Work request ::
Print the data that follows exactly, leaving nothing out.
--
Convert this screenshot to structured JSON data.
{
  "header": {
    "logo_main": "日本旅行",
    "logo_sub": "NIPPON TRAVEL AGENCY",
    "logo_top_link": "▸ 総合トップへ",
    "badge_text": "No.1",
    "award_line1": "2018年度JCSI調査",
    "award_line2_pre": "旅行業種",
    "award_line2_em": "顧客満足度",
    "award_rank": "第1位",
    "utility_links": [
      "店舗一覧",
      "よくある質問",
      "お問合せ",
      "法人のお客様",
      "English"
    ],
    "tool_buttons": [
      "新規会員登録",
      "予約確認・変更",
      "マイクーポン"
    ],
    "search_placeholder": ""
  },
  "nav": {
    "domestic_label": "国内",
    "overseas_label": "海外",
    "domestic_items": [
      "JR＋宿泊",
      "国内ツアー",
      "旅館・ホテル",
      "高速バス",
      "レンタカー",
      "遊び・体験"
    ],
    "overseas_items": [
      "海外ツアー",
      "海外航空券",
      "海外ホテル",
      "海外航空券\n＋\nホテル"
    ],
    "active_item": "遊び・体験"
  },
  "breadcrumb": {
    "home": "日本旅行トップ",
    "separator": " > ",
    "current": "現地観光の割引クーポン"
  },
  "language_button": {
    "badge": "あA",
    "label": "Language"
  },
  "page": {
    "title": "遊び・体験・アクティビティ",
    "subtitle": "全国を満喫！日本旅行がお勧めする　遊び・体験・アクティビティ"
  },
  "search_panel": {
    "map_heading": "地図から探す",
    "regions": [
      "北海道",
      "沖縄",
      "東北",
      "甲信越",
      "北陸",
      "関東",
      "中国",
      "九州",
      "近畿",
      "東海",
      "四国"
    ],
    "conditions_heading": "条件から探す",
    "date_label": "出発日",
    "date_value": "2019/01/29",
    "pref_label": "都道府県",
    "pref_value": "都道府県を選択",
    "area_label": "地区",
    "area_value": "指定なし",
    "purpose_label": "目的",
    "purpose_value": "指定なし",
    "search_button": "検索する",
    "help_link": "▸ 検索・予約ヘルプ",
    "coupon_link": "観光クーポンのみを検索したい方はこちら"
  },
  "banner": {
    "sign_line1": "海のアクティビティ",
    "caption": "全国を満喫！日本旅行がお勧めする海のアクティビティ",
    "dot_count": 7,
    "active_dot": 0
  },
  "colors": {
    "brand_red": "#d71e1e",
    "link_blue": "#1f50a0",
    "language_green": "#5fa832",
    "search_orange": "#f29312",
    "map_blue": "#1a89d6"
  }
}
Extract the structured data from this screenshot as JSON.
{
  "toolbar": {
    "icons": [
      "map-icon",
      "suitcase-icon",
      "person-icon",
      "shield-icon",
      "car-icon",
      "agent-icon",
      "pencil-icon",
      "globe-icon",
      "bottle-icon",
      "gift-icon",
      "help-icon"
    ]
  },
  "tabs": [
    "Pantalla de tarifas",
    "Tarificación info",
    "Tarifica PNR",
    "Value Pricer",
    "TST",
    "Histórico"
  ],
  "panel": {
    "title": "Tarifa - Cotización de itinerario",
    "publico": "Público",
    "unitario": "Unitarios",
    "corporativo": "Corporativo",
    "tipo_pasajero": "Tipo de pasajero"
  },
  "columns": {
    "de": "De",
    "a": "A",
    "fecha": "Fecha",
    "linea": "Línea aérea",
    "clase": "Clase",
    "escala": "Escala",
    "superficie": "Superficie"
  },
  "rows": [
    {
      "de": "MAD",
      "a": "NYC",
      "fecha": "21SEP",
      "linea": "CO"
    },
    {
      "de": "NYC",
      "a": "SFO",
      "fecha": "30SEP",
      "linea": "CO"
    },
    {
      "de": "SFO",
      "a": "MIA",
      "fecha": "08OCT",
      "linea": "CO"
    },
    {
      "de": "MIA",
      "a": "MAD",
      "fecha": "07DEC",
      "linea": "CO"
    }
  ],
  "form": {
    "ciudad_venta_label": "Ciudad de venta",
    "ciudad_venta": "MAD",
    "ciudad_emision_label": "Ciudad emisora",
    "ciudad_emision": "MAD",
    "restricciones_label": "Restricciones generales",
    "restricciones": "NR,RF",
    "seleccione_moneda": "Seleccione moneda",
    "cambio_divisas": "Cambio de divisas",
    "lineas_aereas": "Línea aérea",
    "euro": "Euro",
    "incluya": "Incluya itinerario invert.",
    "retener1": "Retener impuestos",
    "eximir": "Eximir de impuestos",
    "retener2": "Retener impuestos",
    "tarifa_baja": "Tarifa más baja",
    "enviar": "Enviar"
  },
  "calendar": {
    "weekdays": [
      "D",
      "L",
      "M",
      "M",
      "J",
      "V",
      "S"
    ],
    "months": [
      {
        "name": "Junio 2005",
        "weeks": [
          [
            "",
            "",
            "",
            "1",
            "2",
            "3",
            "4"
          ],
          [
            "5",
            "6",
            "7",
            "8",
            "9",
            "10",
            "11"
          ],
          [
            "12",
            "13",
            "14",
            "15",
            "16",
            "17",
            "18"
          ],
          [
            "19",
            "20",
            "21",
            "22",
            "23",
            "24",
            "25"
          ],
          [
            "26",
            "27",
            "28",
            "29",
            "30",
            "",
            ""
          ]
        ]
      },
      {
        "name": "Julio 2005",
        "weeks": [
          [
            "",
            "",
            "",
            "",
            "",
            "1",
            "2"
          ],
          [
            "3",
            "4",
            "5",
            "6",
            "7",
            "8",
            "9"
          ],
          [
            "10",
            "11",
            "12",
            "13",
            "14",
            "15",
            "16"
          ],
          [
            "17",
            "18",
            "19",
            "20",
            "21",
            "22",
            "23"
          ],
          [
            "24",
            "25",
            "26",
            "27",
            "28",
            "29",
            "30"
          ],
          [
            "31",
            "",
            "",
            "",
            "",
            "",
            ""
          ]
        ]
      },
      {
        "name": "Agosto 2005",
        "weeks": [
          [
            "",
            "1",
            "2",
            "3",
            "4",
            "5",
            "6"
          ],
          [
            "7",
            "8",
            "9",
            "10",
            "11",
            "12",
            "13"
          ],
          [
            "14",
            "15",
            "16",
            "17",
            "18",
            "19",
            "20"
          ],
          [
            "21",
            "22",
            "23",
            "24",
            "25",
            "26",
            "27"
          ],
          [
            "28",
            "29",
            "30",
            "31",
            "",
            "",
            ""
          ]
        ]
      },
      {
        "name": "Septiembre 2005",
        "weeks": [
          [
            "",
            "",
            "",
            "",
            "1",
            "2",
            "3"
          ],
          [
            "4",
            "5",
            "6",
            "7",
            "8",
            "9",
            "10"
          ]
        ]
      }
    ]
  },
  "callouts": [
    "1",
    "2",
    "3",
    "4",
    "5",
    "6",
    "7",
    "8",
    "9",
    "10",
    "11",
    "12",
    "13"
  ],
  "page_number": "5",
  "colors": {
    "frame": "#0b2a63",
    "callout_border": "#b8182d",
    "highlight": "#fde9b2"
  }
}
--
Task solution ::
Convert this screenshot to structured JSON data.
{
  "header": {
    "logo_main": "日本旅行",
    "logo_sub": "NIPPON TRAVEL AGENCY",
    "logo_top_link": "▸ 総合トップへ",
    "badge_text": "No.1",
    "award_line1": "2018年度JCSI調査",
    "award_line2_pre": "旅行業種",
    "award_line2_em": "顧客満足度",
    "award_rank": "第1位",
    "utility_links": [
      "店舗一覧",
      "よくある質問",
      "お問合せ",
      "法人のお客様",
      "English"
    ],
    "tool_buttons": [
      "新規会員登録",
      "予約確認・変更",
      "マイクーポン"
    ],
    "search_placeholder": ""
  },
  "nav": {
    "domestic_label": "国内",
    "overseas_label": "海外",
    "domestic_items": [
      "JR＋宿泊",
      "国内ツアー",
      "旅館・ホテル",
      "高速バス",
      "レンタカー",
      "遊び・体験"
    ],
    "overseas_items": [
      "海外ツアー",
      "海外航空券",
      "海外ホテル",
      "海外航空券\n＋\nホテル"
    ],
    "active_item": "遊び・体験"
  },
  "breadcrumb": {
    "home": "日本旅行トップ",
    "separator": " > ",
    "current": "現地観光の割引クーポン"
  },
  "language_button": {
    "badge": "あA",
    "label": "Language"
  },
  "page": {
    "title": "遊び・体験・アクティビティ",
    "subtitle": "全国を満喫！日本旅行がお勧めする　遊び・体験・アクティビティ"
  },
  "search_panel": {
    "map_heading": "地図から探す",
    "regions": [
      "北海道",
      "沖縄",
      "東北",
      "甲信越",
      "北陸",
      "関東",
      "中国",
      "九州",
      "近畿",
      "東海",
      "四国"
    ],
    "conditions_heading": "条件から探す",
    "date_label": "出発日",
    "date_value": "2019/01/29",
    "pref_label": "都道府県",
    "pref_value": "都道府県を選択",
    "area_label": "地区",
    "area_value": "指定なし",
    "purpose_label": "目的",
    "purpose_value": "指定なし",
    "search_button": "検索する",
    "help_link": "▸ 検索・予約ヘルプ",
    "coupon_link": "観光クーポンのみを検索したい方はこちら"
  },
  "banner": {
    "sign_line1": "海のアクティビティ",
    "caption": "全国を満喫！日本旅行がお勧めする海のアクティビティ",
    "dot_count": 7,
    "active_dot": 0
  },
  "colors": {
    "brand_red": "#d71e1e",
    "link_blue": "#1f50a0",
    "language_green": "#5fa832",
    "search_orange": "#f29312",
    "map_blue": "#1a89d6"
  }
}
Extract the structured data from this screenshot as JSON.
{
  "toolbar": {
    "icons": [
      "map-icon",
      "suitcase-icon",
      "person-icon",
      "shield-icon",
      "car-icon",
      "agent-icon",
      "pencil-icon",
      "globe-icon",
      "bottle-icon",
      "gift-icon",
      "help-icon"
    ]
  },
  "tabs": [
    "Pantalla de tarifas",
    "Tarificación info",
    "Tarifica PNR",
    "Value Pricer",
    "TST",
    "Histórico"
  ],
  "panel": {
    "title": "Tarifa - Cotización de itinerario",
    "publico": "Público",
    "unitario": "Unitarios",
    "corporativo": "Corporativo",
    "tipo_pasajero": "Tipo de pasajero"
  },
  "columns": {
    "de": "De",
    "a": "A",
    "fecha": "Fecha",
    "linea": "Línea aérea",
    "clase": "Clase",
    "escala": "Escala",
    "superficie": "Superficie"
  },
  "rows": [
    {
      "de": "MAD",
      "a": "NYC",
      "fecha": "21SEP",
      "linea": "CO"
    },
    {
      "de": "NYC",
      "a": "SFO",
      "fecha": "30SEP",
      "linea": "CO"
    },
    {
      "de": "SFO",
      "a": "MIA",
      "fecha": "08OCT",
      "linea": "CO"
    },
    {
      "de": "MIA",
      "a": "MAD",
      "fecha": "07DEC",
      "linea": "CO"
    }
  ],
  "form": {
    "ciudad_venta_label": "Ciudad de venta",
    "ciudad_venta": "MAD",
    "ciudad_emision_label": "Ciudad emisora",
    "ciudad_emision": "MAD",
    "restricciones_label": "Restricciones generales",
    "restricciones": "NR,RF",
    "seleccione_moneda": "Seleccione moneda",
    "cambio_divisas": "Cambio de divisas",
    "lineas_aereas": "Línea aérea",
    "euro": "Euro",
    "incluya": "Incluya itinerario invert.",
    "retener1": "Retener impuestos",
    "eximir": "Eximir de impuestos",
    "retener2": "Retener impuestos",
    "tarifa_baja": "Tarifa más baja",
    "enviar": "Enviar"
  },
  "calendar": {
    "weekdays": [
      "D",
      "L",
      "M",
      "M",
      "J",
      "V",
      "S"
    ],
    "months": [
      {
        "name": "Junio 2005",
        "weeks": [
          [
            "",
            "",
            "",
            "1",
            "2",
            "3",
            "4"
          ],
          [
            "5",
            "6",
            "7",
            "8",
            "9",
            "10",
            "11"
          ],
          [
            "12",
            "13",
            "14",
            "15",
            "16",
            "17",
            "18"
          ],
          [
            "19",
            "20",
            "21",
            "22",
            "23",
            "24",
            "25"
          ],
          [
            "26",
            "27",
            "28",
            "29",
            "30",
            "",
            ""
          ]
        ]
      },
      {
        "name": "Julio 2005",
        "weeks": [
          [
            "",
            "",
            "",
            "",
            "",
            "1",
            "2"
          ],
          [
            "3",
            "4",
            "5",
            "6",
            "7",
            "8",
            "9"
          ],
          [
            "10",
            "11",
            "12",
            "13",
            "14",
            "15",
            "16"
          ],
          [
            "17",
            "18",
            "19",
            "20",
            "21",
            "22",
            "23"
          ],
          [
            "24",
            "25",
            "26",
            "27",
            "28",
            "29",
            "30"
          ],
          [
            "31",
            "",
            "",
            "",
            "",
            "",
            ""
          ]
        ]
      },
      {
        "name": "Agosto 2005",
        "weeks": [
          [
            "",
            "1",
            "2",
            "3",
            "4",
            "5",
            "6"
          ],
          [
            "7",
            "8",
            "9",
            "10",
            "11",
            "12",
            "13"
          ],
          [
            "14",
            "15",
            "16",
            "17",
            "18",
            "19",
            "20"
          ],
          [
            "21",
            "22",
            "23",
            "24",
            "25",
            "26",
            "27"
          ],
          [
            "28",
            "29",
            "30",
            "31",
            "",
            "",
            ""
          ]
        ]
      },
      {
        "name": "Septiembre 2005",
        "weeks": [
          [
            "",
            "",
            "",
            "",
            "1",
            "2",
            "3"
          ],
          [
            "4",
            "5",
            "6",
            "7",
            "8",
            "9",
            "10"
          ]
        ]
      }
    ]
  },
  "callouts": [
    "1",
    "2",
    "3",
    "4",
    "5",
    "6",
    "7",
    "8",
    "9",
    "10",
    "11",
    "12",
    "13"
  ],
  "page_number": "5",
  "colors": {
    "frame": "#0b2a63",
    "callout_border": "#b8182d",
    "highlight": "#fde9b2"
  }
}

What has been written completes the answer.